  3. Inefficient Ventilation: If air quality appears not to improve despite your ventilation system, it might be time to reassess the system. Enlisting the aid of an HVAC professional can help you identify if your current system is insufficient for your garage’s current state.

Effective garage ventilation requires more than just installing a system. It involves regular maintenance, swift problem-solving, and the understanding of when professional help proves beneficial.


So, we’ve journeyed through the ins and outs of garage ventilation. We’ve learned its importance for air quality, temperature control, and odor removal. We’ve discovered the distinct needs of attached and detached garages and navigated through various ventilation methods.
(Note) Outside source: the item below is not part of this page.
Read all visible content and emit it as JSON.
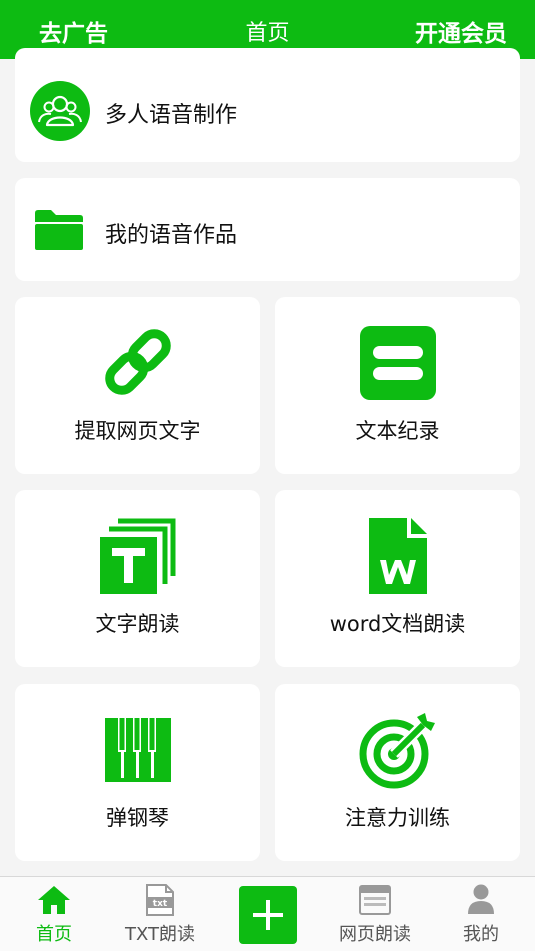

From natural ventilation to exhaust fans and air conditioning systems, we’ve covered it all. We’ve also touched on factors like garage size, use, and location in our quest for the perfect ventilation system. We’ve delved into installation, maintenance, and troubleshooting, arming you with the knowledge to keep your garage fresh and healthy. Whether you’re a DIY enthusiast or prefer the professional touch, we’ve got you covered. So, let’s put this knowledge to work. Let’s ensure our garages are well-ventilated spaces, free from harmful gases and odors. After all, it’s not just a garage; it’s an extension of our homes, an essential part of our lives.
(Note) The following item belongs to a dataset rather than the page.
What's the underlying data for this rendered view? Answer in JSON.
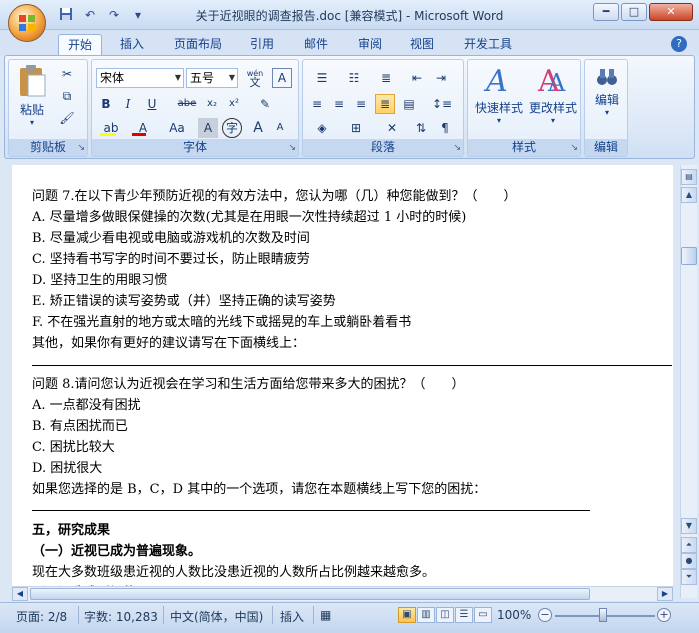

Proper garage ventilation is essential for maintaining air quality and preventing moisture buildup, which can lead to mold and mildew. According to Family Handyman, installing exhaust fans or vents can significantly improve airflow and reduce harmful fumes from car exhausts. Additionally, Bob Vila recommends using dehumidifiers and regular maintenance of ventilation systems to ensure the garage remains dry and well-ventilated throughout the year.

Frequently Asked Questions

1. Why is proper garage ventilation important?

Proper garage ventilation enhances air quality, controls temperature, and removes odors. It also plays a crucial role in eliminating harmful gases such as VOCs (Volatile Organic Compounds) which can cause health issues when inhaled.

2. What are the different types of garage ventilations?

The common types of garage ventilation are natural ventilation, exhaust fans, and air conditioning systems. The choice often relies on the garage characteristics including garage size, main use, and geographical location.

3. What factors should be considered when selecting a garage ventilation system?

When selecting a garage ventilation system, consider factors such as the size of the garage, its primary use (storage, workspace, parking), cost, efficiency, and the climate of your location.

4. Do I need professional help to install a garage ventilation system?

While minor installations can be a DIY project, professional help is often recommended. Experts can ensure optimal efficiency and correct setup of the ventilation system, minimizing potential issues down the line.

5. How often should garage ventilation systems be maintained?

Garage ventilation systems should be maintained regularly through cleaning and inspections to ensure uninterrupted airflow. Specific maintenance frequency can vary based on the type of ventilation, usage, and manufacturer’s recommendations.

6. What are common issues with garage ventilation systems?

Common issues with garage ventilation systems include reduced airflow, excessive noise, and inefficient ventilation. While minor troubleshooting might resolve some problems, professional servicing is crucial when major issues arise.